Although the musician worried that audiences would respond negatively to his use of Navajo in a rock song, that hasn’t happened. “There’s a lot of surprise when people hear it. But when people understand that I’m singing it as authentically as I can, and not just mimicking words, they catch on to that.”

As the band’s awards acknowledge, the song has gained a following beyond those who speak the language. “Not being Navajo, I don’t understand the words completely,” says Garcia, “but I understand his message. You feel what he has to say.”

The band members tease Garcia, the newest and youngest member of the band, as though he were a little brother—they snarkily describe his day job as “being a twenty-something”—but the members also acknowledge that he’s a focused, heavy-hitting drummer who has completed their sound puzzle.

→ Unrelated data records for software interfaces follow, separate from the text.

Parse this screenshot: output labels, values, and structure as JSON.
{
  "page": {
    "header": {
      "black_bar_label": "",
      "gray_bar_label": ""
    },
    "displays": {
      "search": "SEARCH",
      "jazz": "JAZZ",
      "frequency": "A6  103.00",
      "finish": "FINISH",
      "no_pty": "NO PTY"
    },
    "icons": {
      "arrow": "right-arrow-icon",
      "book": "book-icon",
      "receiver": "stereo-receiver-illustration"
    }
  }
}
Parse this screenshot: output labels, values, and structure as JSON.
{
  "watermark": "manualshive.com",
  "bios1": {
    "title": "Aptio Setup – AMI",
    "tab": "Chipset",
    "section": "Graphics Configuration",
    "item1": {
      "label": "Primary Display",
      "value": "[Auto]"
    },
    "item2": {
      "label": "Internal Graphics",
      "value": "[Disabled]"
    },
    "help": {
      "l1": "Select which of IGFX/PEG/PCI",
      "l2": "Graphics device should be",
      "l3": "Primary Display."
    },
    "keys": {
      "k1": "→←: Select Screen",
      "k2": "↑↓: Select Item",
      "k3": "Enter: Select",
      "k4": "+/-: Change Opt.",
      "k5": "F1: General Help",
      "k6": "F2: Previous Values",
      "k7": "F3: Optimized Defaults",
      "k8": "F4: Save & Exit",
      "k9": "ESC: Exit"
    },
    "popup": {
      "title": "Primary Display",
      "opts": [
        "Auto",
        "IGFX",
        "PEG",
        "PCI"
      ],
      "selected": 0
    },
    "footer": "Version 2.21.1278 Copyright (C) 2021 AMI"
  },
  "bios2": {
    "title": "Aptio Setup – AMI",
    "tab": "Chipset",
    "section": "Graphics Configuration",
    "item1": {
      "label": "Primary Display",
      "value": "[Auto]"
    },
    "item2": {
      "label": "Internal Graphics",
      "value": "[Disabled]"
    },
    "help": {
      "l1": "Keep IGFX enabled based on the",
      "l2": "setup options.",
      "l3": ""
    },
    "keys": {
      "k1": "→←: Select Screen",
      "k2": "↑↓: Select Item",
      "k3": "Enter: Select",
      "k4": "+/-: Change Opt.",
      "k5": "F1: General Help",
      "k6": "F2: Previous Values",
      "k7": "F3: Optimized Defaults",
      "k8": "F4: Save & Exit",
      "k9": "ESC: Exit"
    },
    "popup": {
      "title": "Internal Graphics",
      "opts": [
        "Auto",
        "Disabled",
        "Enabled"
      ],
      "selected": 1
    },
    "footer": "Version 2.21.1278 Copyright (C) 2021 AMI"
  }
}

Saving Damsels is a band’s band, equally appreciated by everyday listeners and fellow musicians. Eric Owens, a longtime friend of the group and the bass player for the Jir Project and the Eric Owens Project, says, “Joe Pacheco is really rock-solid. Chuck Hawley will use some wild effects on his guitar, then turn around and play a mandolin. Douglas is a multi-instrumentalist who has added background vocals. It gives them incredible versatility.”

These days, Saving Damsels is back at Frogville Studios, in Santa Fe. Palmer’s producing their next album, in progress as time and funds allow. Tracks include “Me & the 99,” a socioeconomic lament inspired by the Occupy movement and set to a Jamaican dancehall beat and Pink Floyd–esque guitar work. The fusion may seem unlikely, but this self-described “Native soul rock band” revels in being unpredictable.

“I’ve watched them solidify their musical language,” says Palmer. “I really see them getting more creative. They go out on more limbs now. J. J. is really comfortable with the band and what it does. At first he was driving the band; now he’s riding it.”